He sees the chances of a Democratic majority in the Senate as slim; not a bad prognostication, since to get a majority Democrats have to win all six seriously contested Republican seats and not lose a single Democratic seat—possible, but a long shot. He says the Democrats' chances to win a House majority are not great, an assessment that seems reasonably defensible in light of last week's Republican win in the California 50th special election. And he notes that in polls for 2008, John McCain and Rudolph Giuliani both hold big leads over Hillary Rodham Clinton.

Others may point out that Republicans with issue profiles closer to George W. Bush's (Bill Frist, George Allen) don't fare so well. But they don't have high name identification, while McCain, Giuliani, and Clinton do—as do John Kerry and Al Gore, who don't fare so well in general election pairings. The most intellectually interesting thing about '08 so far, to me anyway, is that the candidates leading in polls for both parties' nominations—McCain, Giuliani, Clinton—are all in opposition to or in tension with what have been the dominant wings of their parties in recent years. That suggests that whatever we're going to see in the 2008 cycle, it's going to be different from what we've gotten used to.
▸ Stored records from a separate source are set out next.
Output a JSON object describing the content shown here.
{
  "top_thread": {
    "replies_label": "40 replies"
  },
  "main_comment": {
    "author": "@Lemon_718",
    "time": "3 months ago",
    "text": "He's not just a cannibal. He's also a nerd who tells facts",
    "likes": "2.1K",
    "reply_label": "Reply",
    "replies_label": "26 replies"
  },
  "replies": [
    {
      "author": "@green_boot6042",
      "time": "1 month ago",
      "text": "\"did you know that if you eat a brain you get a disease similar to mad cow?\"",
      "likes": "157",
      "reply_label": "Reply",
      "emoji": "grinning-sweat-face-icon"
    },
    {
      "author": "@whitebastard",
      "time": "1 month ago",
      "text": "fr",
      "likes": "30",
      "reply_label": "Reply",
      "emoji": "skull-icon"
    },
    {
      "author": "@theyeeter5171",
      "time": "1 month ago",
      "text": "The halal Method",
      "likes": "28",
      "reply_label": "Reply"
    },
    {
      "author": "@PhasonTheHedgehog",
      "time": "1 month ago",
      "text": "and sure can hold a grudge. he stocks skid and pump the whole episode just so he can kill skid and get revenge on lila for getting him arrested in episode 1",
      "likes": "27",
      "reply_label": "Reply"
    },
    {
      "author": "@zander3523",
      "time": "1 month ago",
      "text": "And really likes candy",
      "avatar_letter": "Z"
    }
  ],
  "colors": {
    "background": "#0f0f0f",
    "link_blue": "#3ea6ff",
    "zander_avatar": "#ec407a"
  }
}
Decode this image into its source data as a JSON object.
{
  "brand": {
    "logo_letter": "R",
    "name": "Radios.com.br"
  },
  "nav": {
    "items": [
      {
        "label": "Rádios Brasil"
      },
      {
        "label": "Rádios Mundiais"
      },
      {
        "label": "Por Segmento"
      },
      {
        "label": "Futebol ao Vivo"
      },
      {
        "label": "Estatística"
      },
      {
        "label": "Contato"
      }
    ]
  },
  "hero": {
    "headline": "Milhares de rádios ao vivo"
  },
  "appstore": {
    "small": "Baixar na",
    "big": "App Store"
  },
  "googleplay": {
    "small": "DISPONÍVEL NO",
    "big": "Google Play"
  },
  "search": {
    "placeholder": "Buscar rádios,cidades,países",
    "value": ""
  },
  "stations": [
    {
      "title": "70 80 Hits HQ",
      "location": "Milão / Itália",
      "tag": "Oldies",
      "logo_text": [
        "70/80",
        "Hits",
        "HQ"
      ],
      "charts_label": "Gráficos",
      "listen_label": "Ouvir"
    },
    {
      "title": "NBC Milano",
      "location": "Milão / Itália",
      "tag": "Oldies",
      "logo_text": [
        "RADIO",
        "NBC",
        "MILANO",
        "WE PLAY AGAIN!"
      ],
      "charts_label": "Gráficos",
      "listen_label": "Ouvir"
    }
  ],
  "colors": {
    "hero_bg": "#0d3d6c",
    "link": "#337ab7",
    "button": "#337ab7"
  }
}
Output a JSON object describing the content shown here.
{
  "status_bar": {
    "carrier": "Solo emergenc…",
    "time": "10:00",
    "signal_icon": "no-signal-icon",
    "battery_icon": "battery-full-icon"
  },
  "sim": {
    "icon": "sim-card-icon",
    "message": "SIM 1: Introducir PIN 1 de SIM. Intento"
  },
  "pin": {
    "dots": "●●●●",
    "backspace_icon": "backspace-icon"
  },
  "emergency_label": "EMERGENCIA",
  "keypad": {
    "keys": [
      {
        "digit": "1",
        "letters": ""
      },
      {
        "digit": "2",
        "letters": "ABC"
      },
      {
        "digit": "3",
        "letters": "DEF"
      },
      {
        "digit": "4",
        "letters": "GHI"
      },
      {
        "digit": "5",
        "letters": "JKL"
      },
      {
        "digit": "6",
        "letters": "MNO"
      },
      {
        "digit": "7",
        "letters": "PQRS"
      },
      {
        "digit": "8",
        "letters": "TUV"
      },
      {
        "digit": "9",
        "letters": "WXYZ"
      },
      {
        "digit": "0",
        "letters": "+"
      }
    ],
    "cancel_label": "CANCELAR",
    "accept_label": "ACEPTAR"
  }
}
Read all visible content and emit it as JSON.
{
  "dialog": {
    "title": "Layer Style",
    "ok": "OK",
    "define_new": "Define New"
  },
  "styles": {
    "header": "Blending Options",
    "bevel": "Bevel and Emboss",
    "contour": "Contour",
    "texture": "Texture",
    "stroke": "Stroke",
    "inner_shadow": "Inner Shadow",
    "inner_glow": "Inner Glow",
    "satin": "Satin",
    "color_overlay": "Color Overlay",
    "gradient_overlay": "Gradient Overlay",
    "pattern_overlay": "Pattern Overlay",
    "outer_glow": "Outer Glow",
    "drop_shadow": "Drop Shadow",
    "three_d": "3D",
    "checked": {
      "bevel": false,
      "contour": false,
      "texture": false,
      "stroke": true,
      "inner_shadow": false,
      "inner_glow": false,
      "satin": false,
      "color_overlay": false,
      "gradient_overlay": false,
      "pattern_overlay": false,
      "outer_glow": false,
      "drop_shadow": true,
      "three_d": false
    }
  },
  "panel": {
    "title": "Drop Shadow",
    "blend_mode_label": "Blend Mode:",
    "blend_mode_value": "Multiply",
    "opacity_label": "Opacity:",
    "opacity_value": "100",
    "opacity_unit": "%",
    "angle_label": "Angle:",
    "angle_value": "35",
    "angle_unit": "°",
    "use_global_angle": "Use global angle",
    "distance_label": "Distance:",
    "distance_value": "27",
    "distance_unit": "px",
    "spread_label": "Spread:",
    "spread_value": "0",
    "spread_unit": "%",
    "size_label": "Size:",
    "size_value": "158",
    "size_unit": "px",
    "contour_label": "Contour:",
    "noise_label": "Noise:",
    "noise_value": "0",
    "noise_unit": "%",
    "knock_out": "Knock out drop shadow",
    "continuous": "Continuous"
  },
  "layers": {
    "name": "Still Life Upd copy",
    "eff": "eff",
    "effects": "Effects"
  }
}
Another way to look at it is this. The Republicans aren't in great shape in 2006—not as good as they were in 2002 or 2004. The Democrats aren't in great shape either—no better than in 2002 and 2004. That tracks the California 50 results. Democrat Francine Busby won 45 percent of the vote, up 1 percentage point from John Kerry in 2004. Republican Brian Bilbray won 49 percent of the vote (the current count, which apparently does not include all the absentees yet, puts him at 49.499 percent, so he may end up with a rounded-off 50 percent), down from George W. Bush's 55 percent in 2004. The remaining 5.25 percent came from splinter right-wing candidates, one of whom spent piles of money. So there's a danger of the conservative vote splintering, but there probably won't be many opportunities for this to happen to the extent it did in California 50.